====== Task data
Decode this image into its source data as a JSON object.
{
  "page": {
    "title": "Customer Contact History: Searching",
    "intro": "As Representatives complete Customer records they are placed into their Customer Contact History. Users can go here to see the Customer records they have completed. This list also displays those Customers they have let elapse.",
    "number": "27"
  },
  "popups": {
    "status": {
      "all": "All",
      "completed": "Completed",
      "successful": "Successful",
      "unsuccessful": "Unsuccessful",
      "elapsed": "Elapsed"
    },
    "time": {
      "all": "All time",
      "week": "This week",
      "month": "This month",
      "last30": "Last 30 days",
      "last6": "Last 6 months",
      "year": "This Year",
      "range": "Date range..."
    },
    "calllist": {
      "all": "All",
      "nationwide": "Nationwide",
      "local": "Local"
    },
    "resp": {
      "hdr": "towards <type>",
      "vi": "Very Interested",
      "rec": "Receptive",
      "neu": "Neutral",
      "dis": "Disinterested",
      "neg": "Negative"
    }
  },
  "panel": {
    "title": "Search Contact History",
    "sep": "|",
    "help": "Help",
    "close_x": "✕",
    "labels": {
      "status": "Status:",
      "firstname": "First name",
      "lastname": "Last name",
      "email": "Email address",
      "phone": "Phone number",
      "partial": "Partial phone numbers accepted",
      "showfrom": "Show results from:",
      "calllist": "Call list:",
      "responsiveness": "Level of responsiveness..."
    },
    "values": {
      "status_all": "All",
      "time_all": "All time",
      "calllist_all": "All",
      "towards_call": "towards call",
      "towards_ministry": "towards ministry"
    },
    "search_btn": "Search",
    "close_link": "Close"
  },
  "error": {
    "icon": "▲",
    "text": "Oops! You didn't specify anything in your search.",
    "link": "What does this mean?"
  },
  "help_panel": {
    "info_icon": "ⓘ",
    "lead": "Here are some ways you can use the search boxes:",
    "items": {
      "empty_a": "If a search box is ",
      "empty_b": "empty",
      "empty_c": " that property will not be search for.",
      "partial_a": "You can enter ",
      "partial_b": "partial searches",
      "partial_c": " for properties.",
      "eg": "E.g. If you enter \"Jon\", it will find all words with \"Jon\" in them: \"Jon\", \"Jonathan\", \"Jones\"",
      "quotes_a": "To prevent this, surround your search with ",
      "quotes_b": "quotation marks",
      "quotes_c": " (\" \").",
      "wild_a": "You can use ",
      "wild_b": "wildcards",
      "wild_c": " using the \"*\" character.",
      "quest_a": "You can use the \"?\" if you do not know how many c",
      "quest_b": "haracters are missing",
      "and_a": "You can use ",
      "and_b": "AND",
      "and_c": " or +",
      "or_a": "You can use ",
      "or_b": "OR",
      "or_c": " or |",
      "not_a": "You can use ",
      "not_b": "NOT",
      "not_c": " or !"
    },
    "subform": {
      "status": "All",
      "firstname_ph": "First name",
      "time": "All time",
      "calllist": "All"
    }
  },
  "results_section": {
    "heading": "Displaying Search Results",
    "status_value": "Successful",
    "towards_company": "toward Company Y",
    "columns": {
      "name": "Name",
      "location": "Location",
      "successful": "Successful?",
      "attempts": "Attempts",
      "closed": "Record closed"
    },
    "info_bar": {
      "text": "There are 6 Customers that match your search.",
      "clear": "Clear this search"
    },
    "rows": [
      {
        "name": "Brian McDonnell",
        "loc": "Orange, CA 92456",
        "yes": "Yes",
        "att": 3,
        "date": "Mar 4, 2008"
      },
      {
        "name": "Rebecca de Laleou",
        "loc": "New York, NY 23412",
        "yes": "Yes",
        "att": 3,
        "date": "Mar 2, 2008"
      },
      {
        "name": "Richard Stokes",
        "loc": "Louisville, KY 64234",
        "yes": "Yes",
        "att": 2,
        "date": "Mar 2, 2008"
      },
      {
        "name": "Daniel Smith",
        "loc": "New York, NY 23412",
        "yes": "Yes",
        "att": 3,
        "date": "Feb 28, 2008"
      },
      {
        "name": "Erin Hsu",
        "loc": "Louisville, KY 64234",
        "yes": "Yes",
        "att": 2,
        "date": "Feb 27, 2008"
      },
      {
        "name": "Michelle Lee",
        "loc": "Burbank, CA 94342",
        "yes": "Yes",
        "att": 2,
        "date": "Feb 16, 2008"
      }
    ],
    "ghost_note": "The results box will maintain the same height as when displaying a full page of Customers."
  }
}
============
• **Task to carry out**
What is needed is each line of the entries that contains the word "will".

• **Exercise solution**
      "empty_c": " that property will not be search for.",
      "eg": "E.g. If you enter \"Jon\", it will find all words with \"Jon\" in them: \"Jon\", \"Jonathan\", \"Jones\"",
    "ghost_note": "The results box will maintain the same height as when displaying a full page of Customers."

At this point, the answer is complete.